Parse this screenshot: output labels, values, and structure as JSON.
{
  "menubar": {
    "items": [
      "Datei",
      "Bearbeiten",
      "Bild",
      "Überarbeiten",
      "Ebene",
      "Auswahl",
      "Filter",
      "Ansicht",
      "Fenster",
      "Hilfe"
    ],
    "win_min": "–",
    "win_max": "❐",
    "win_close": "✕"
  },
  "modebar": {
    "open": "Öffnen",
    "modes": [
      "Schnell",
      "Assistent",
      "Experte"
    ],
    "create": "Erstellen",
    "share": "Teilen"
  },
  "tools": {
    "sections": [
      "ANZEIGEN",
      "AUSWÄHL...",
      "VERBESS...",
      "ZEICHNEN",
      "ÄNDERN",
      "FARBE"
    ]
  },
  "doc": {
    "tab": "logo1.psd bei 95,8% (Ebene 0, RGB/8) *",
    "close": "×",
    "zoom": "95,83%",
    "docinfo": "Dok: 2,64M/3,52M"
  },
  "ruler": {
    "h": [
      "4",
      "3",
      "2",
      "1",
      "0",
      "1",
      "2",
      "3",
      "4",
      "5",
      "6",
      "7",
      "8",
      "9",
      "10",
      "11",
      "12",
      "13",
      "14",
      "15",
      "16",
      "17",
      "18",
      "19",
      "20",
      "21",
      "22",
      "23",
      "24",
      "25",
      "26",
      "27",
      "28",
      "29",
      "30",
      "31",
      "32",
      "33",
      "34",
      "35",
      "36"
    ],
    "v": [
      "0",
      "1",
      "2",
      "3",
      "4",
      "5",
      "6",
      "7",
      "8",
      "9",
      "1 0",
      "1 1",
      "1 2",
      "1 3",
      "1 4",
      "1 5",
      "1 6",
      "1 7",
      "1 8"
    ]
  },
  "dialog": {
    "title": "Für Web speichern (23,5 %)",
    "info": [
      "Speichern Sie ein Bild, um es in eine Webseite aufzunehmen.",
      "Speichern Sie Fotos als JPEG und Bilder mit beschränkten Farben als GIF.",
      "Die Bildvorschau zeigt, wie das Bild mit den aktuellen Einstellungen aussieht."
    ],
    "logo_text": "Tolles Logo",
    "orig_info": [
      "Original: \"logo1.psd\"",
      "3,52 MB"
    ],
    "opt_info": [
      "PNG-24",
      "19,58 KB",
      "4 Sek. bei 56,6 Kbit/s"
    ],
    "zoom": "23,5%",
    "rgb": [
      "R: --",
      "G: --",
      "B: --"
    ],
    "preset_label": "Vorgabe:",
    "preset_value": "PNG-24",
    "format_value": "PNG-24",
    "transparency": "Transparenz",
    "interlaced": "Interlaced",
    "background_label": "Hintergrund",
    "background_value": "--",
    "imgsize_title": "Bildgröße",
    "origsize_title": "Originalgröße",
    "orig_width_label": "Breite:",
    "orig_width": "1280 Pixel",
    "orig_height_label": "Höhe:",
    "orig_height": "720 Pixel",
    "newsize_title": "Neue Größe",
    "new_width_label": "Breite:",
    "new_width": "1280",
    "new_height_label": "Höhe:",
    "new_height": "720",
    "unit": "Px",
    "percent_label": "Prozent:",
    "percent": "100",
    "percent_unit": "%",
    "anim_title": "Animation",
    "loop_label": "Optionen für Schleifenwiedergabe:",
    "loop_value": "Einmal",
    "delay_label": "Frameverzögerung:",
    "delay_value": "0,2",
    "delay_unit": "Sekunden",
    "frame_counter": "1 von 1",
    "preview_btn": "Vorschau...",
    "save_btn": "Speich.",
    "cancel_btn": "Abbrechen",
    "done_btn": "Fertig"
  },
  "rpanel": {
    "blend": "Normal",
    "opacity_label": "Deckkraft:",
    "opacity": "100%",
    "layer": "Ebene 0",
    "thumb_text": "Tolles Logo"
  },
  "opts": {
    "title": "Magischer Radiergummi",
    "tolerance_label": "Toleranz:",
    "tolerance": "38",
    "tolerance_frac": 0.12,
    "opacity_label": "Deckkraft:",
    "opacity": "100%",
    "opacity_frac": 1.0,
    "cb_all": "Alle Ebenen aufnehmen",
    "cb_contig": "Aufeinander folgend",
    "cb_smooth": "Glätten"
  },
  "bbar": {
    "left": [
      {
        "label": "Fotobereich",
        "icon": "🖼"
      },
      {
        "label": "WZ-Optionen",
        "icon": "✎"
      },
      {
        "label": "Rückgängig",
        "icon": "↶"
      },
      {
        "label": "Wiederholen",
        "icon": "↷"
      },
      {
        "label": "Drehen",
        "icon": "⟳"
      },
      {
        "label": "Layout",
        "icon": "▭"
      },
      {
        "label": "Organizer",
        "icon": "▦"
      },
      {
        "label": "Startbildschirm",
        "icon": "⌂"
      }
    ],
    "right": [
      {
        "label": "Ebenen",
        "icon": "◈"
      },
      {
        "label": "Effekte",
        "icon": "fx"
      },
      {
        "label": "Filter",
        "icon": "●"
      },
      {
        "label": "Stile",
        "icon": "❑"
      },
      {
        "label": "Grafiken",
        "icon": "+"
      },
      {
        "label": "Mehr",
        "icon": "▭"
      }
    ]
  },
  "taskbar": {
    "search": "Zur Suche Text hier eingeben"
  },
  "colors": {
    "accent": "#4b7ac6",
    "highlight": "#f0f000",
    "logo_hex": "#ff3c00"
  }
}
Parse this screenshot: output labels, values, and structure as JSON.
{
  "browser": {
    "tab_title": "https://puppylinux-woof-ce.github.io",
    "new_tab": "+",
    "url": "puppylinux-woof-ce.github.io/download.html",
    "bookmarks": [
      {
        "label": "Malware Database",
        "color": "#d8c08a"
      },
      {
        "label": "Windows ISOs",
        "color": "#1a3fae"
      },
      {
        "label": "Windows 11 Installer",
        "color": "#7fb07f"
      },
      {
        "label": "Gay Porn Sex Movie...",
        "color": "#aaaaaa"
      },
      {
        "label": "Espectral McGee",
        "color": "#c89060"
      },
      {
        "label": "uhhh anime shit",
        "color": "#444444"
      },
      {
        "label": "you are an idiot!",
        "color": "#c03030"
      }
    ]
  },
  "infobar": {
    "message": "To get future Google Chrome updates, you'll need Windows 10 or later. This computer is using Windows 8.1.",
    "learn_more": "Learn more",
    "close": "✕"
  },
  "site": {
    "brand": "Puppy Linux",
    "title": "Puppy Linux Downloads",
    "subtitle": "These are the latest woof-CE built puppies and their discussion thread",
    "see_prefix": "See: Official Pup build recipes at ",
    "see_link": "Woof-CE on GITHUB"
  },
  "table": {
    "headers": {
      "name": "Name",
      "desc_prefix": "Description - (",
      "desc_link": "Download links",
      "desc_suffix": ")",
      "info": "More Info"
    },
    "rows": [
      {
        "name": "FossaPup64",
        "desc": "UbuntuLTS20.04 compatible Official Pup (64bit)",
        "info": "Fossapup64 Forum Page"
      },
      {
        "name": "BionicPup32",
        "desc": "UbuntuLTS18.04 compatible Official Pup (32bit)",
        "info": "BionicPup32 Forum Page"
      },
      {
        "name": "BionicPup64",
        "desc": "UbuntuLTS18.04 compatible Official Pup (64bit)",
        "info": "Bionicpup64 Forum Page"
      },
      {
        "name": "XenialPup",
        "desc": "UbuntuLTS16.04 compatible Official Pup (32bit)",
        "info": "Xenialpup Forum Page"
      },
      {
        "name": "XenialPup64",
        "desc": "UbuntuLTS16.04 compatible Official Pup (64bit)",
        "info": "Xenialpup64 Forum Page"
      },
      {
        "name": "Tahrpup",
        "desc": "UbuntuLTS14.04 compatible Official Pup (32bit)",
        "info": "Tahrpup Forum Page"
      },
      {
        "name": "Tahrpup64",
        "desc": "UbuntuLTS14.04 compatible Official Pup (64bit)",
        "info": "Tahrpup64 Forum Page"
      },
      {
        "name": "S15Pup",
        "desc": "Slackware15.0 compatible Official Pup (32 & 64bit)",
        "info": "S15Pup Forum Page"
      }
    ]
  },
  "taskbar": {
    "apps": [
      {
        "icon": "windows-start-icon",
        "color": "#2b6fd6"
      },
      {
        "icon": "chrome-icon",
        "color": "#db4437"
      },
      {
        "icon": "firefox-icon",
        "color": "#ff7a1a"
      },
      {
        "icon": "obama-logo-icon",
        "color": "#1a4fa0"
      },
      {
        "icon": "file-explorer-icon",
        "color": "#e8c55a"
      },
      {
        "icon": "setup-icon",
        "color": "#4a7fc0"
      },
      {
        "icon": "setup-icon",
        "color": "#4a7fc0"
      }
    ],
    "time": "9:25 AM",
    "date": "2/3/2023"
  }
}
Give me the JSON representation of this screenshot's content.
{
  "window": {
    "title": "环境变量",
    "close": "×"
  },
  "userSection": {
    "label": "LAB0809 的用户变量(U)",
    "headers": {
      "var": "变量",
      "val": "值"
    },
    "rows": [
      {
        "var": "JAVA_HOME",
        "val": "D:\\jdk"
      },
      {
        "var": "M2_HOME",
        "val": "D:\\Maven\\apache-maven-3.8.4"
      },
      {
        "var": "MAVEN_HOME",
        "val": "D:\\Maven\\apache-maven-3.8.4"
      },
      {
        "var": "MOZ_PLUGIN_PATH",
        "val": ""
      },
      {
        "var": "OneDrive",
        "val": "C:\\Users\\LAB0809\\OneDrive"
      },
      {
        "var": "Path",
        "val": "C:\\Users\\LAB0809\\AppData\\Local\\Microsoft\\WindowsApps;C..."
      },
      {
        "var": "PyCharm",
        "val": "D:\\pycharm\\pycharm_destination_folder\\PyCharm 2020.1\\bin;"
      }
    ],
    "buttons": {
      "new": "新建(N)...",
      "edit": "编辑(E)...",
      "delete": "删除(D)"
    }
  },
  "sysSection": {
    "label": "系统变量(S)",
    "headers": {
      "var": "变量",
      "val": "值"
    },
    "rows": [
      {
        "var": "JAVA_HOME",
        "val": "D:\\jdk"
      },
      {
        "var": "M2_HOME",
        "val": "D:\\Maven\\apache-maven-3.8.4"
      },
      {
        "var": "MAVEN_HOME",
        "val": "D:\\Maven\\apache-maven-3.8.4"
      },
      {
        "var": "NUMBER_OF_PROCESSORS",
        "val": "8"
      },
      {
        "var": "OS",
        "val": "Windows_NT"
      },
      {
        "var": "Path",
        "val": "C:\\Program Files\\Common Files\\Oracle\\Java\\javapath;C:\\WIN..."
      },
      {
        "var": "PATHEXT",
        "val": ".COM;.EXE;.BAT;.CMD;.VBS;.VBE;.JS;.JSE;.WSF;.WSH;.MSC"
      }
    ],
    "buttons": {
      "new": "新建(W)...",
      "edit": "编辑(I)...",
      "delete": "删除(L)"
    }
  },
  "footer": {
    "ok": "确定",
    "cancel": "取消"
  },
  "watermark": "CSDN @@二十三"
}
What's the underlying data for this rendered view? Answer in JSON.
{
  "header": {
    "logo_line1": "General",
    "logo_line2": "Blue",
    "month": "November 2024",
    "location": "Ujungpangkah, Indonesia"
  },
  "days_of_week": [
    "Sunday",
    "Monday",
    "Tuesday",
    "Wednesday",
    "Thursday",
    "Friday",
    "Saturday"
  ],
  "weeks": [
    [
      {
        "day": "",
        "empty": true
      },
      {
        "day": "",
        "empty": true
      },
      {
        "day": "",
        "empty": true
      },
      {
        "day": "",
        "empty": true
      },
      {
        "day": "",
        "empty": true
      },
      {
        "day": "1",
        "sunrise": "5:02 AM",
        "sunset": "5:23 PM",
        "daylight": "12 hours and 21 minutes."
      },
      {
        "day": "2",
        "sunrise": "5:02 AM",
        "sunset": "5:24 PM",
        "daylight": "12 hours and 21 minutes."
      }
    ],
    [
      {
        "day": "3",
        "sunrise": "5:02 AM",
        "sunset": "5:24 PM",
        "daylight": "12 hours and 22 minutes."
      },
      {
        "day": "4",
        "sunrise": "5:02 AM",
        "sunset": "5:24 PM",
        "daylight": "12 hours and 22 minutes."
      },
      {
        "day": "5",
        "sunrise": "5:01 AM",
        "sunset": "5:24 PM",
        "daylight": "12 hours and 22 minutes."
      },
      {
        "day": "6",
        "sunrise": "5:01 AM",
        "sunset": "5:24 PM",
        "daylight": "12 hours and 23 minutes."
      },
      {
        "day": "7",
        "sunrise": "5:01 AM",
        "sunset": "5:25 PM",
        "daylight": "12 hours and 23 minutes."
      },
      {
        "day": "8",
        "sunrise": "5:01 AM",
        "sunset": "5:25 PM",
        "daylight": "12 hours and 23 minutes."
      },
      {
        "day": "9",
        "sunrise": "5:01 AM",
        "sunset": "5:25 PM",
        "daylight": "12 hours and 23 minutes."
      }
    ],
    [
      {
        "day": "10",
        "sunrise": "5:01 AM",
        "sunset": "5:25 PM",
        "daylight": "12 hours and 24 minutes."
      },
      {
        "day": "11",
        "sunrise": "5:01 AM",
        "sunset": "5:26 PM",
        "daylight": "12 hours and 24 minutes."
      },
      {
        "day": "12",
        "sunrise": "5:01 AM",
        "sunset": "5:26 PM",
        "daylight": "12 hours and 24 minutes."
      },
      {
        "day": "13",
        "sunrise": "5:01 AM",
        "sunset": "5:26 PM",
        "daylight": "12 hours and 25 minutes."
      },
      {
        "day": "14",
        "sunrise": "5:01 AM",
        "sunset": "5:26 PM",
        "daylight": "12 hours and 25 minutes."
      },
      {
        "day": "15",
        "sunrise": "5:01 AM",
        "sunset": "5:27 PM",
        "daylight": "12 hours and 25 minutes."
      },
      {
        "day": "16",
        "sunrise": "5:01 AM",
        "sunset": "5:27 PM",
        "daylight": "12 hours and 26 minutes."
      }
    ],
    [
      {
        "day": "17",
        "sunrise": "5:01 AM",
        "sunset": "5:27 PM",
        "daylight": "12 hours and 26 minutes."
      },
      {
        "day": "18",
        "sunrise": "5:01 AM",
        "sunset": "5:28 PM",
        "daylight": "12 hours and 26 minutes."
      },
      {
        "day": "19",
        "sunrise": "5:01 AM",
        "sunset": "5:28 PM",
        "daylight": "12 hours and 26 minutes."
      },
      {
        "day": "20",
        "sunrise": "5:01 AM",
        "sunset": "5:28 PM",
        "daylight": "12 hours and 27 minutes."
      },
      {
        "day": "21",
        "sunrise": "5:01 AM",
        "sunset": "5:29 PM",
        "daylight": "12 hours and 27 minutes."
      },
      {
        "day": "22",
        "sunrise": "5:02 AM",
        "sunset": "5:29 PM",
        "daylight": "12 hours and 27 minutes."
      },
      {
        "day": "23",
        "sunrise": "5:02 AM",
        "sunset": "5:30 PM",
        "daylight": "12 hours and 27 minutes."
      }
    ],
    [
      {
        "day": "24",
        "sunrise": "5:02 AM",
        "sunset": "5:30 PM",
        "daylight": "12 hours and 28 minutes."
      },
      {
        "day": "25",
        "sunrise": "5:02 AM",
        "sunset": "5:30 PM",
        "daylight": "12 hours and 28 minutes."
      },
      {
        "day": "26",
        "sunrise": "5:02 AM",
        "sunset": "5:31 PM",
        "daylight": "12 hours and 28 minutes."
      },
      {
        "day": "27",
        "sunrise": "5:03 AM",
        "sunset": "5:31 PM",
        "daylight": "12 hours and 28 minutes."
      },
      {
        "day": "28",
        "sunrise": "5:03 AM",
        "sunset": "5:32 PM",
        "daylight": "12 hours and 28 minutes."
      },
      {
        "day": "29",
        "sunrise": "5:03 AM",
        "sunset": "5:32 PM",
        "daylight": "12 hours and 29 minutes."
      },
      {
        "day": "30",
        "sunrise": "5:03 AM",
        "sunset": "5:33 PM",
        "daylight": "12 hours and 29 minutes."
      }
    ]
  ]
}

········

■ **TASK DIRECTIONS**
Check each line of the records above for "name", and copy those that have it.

■ **TASK ANSWER**
      "name": "Name",
        "name": "FossaPup64",
        "name": "BionicPup32",
        "name": "BionicPup64",
        "name": "XenialPup",
        "name": "XenialPup64",
        "name": "Tahrpup",
        "name": "Tahrpup64",
        "name": "S15Pup",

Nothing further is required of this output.